"We're moving from an era where it was all based on judgment, and experience, to an era where treatments will be based on firm evidence of the structural failures present in each patient," says John O. L. DeLancey, MD.
Like any other field of surgery, pelvic floor surgery has seen improvements in technology over the past few decades and continues to evolve so that it can be performed more effectively, efficiently, and safely.
In a recent interview, John O. L. DeLancey, MD, discusses this evolution in terms of what he expects and hopes for the future of pelvic floor surgery, integrating key points from his State-of-the-Art lecture at the 2021 International Continence Society Meeting.1 DeLancey is the Norman F. Miller Professor of gynecology, Professor of Urology and the director of female pelvic medicine and reconstructive surgery and the Pelvic Floor Research Group at the University of Michigan Medical School, Ann Arbor.
I've been doing surgery for several decades, and I've spent my whole career trying to understand what goes wrong with people who have prolapse so that I could be a better surgeon and try and get better results for my patients. When any of us who are experienced and done a lot of prolapse surgery looks at our long-term results, they're not as good as we would hope. The NIH's Clinical Trials Network, the PFDN, using the gold standard operation currently available, had a 25% failure rate at 7 years. So, these are the best surgeons with the best operation. A 25% failure rate is not what we would hope for if we were patients. The main motivator for me in terms of trying to figure out what's wrong is that there really is this huge need to be able to come up with higher success. Randomized trials have done a lot so far with comparing existing operations, but we're only testing existing operations against one another. In many fields, once they could determine mechanisms of disease, new treatments were developed, and treatment plans based on the cause of each individual patient’s problem could be developed.
It is unbelievable what we can see with advanced imaging. We can see every fiber of every muscle, we can see every band of connective tissue, we can see the entire structural apparatus at rest, and we can see what happens in 3 dimensions with straining down when they've pushed their prolapse all the way out. In addition, this visualization, using new computer modeling software, we can actually make of the status of each aspect of the support system.So we can stop guessing about what we think is wrong and to be able to come up with a diagnostic battery that would tell us where failures have occurred. Let me just give you a brief example. So, when I get my electrolytes drawn, they come up on a little display with a normal range for all the things and there's a little “x” where my value is. And if my potassium was high, any clinician looking at that, in an instant, would be able to see that the potassium was high. That's what I believe we'll be at 10 years with pelvic floor imaging.We will have a way to be able to actually assess not “what fell” which is our current way of looking at things, but what structure broke or failed to let it fall. Right now, we say that there's a cystocele 3 cm outside, but is that because the muscles are broken? Is that because the cardinal ligaments have failed? Is that because there's some problem with the midline or lateral vaginal fascia? Do all patients who have those same measurements have the same problem?
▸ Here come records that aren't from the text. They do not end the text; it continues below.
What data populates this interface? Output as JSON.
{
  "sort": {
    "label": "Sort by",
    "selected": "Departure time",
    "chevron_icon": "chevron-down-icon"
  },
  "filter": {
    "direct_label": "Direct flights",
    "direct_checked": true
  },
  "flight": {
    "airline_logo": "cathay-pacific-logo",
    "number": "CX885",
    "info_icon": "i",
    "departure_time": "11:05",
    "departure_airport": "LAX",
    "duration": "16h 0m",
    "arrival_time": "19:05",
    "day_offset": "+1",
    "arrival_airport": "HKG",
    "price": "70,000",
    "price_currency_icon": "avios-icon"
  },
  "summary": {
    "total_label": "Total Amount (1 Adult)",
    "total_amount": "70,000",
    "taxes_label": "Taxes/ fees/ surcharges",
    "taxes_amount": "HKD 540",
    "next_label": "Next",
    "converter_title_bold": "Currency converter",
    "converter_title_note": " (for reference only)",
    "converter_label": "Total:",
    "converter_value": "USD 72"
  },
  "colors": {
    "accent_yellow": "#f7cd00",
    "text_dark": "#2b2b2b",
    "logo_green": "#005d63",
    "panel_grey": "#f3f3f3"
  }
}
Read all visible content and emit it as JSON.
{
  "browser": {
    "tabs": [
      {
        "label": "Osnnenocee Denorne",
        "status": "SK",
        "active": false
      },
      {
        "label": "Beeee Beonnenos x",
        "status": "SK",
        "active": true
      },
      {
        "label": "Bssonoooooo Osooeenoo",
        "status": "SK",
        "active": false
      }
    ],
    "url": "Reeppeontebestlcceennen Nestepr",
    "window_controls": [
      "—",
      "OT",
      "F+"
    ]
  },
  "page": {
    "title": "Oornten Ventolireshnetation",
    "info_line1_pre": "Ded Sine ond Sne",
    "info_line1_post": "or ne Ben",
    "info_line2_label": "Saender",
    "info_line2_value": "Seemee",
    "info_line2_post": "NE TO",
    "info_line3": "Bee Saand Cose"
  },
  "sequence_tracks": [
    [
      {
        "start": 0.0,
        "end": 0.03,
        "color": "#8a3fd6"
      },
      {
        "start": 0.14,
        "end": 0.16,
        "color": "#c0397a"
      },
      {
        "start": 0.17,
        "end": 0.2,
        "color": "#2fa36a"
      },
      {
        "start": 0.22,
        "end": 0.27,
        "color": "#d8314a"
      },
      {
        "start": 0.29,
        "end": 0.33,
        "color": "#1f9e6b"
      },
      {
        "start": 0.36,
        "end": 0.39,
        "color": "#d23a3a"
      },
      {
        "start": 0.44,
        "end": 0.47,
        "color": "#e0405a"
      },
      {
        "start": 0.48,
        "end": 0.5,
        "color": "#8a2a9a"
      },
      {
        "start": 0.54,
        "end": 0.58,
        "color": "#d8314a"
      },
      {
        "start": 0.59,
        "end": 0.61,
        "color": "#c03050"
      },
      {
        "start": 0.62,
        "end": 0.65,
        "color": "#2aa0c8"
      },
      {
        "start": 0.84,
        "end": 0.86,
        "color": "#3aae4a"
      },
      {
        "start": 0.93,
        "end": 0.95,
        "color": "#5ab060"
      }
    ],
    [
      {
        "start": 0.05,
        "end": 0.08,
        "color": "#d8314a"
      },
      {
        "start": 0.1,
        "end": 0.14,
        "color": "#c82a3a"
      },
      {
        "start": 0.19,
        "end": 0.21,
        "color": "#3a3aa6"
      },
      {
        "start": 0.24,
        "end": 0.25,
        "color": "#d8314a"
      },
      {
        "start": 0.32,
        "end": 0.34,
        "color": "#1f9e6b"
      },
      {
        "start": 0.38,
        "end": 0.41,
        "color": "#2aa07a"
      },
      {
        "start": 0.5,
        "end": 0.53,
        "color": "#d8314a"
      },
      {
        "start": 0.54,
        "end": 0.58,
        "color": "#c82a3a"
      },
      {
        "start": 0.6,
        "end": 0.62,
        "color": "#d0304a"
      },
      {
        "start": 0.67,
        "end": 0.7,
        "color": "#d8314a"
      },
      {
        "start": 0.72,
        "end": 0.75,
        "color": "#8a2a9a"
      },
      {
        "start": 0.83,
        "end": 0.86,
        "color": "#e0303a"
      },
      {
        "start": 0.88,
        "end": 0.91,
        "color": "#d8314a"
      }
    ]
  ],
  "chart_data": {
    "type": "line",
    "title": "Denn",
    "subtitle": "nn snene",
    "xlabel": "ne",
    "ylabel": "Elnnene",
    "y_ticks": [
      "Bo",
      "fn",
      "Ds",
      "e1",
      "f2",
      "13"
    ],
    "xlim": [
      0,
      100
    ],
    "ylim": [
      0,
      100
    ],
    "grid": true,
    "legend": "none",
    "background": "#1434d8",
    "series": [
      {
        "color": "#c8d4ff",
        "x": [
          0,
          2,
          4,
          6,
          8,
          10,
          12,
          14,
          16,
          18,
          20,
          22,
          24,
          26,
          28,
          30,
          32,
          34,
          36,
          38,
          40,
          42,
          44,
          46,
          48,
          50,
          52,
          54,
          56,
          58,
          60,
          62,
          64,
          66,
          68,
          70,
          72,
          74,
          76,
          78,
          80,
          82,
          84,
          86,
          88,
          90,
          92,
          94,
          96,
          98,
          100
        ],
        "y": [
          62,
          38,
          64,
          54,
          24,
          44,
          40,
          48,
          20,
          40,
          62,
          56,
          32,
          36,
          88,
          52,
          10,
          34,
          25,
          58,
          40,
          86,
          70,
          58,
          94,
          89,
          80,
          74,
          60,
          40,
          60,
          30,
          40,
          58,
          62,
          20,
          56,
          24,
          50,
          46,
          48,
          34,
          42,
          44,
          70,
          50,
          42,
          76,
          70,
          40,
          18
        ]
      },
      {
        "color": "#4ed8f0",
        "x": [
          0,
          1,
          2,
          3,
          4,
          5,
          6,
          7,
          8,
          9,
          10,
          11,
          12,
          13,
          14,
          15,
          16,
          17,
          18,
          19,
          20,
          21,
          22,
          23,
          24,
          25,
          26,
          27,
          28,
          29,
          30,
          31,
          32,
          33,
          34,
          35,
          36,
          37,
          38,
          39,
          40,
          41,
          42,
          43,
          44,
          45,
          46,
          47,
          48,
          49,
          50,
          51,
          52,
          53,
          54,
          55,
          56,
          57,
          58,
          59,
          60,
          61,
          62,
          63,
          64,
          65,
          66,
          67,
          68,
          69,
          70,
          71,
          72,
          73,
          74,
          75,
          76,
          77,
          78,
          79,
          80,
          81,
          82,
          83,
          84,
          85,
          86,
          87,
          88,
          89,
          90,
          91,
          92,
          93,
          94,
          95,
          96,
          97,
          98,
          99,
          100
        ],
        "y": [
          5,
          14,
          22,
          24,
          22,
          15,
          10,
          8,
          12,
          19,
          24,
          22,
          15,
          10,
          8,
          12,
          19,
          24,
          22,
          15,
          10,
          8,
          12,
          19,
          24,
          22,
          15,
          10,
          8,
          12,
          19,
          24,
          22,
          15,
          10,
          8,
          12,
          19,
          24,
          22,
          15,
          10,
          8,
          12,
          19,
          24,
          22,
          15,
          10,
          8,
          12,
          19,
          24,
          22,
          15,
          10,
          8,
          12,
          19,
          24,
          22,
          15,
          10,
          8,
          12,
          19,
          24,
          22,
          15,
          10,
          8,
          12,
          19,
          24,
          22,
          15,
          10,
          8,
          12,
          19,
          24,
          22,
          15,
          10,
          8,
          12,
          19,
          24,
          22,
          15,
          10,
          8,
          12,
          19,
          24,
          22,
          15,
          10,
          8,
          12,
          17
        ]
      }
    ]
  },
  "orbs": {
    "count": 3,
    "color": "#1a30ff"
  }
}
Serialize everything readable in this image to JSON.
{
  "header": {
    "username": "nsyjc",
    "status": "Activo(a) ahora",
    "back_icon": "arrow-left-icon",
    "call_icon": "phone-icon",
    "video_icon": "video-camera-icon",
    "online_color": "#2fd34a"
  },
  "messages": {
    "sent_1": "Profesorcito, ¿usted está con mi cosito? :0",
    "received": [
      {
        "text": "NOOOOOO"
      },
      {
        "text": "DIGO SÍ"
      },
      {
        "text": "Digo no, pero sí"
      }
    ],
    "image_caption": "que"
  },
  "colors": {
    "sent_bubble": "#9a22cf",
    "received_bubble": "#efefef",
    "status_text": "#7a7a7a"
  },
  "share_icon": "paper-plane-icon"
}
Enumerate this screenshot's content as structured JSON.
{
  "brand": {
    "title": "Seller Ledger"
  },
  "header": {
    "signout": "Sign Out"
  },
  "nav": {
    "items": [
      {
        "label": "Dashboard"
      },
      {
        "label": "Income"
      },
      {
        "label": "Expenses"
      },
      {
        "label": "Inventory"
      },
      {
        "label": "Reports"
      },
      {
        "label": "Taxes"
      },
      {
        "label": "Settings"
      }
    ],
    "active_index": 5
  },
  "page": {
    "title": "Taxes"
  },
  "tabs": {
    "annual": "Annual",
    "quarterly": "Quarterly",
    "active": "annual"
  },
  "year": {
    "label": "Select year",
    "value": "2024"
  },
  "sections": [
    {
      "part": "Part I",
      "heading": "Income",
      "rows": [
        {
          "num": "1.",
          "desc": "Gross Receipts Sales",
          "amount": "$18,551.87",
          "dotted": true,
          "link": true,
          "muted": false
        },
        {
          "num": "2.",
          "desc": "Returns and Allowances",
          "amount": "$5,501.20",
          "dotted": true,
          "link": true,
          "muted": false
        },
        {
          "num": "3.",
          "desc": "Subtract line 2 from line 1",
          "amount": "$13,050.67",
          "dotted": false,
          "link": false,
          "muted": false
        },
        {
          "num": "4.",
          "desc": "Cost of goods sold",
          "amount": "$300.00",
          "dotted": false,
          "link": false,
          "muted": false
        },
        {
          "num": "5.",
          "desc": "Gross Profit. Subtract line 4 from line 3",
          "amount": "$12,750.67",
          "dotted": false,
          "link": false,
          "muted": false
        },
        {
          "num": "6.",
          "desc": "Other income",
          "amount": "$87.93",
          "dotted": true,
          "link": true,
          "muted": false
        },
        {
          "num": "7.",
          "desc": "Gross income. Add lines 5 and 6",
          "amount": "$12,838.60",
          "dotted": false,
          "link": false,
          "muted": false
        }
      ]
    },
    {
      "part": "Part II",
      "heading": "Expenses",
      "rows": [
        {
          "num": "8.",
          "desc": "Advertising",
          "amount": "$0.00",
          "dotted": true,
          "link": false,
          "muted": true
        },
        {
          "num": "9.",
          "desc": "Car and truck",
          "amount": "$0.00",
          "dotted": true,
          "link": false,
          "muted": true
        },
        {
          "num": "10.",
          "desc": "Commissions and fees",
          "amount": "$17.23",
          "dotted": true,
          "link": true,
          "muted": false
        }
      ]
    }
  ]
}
This is the type of approach that echocardiography introduced to diagnosis of cardiac disease.With echocardiography, each person gets a specific series of measurements and a diagnosis. So, with imaging, I think that's what it is.
The exciting thing about computer modeling is that we can simulate any combination of things that we want experimentally. We can take an individual woman's MRI, we can put it into what's called a finite element model, which is just a computer model that has all the ligaments, muscles and fascia. We can load it with a certain amount of pressure, and we can see what happens. Then we can say, "Well, what if we did an operation that elevated the apex to 7 cm above the hymen? What would the result be like? What would it be if rather than having this problem, the woman had a different one?" So, computer modeling is giving us the ability to test out those ideas and see what's going on because it's not ethical in human beings to go in and cut a ligament to see what happens.
We're moving from an era where it was all based on judgment, and experience, to an era where treatments will be based on firm evidence of the structural failures present in each patient. We will know the cutoff values for what's normal and we'll be able to identify in each individual what components of the system are abnormal and what different corrective strategies can and cannot do in that situation. It's important to recognize this is a revolution in thinking that's going on, to see that we're moving from an era approaching these problems based on “what fell” to “why it fell”. That's what I think the take-home is, this transition from it being empirical before to actually having evidence to be able to know what's broken and how to fix it.
1. DeLancey JOL. How Imaging and Computer Modeling Help Improve your Pelvic Floor Surgery. Lecture presented at: 2021 International Continence Society Meeting; October 14-17, 2021; virtual.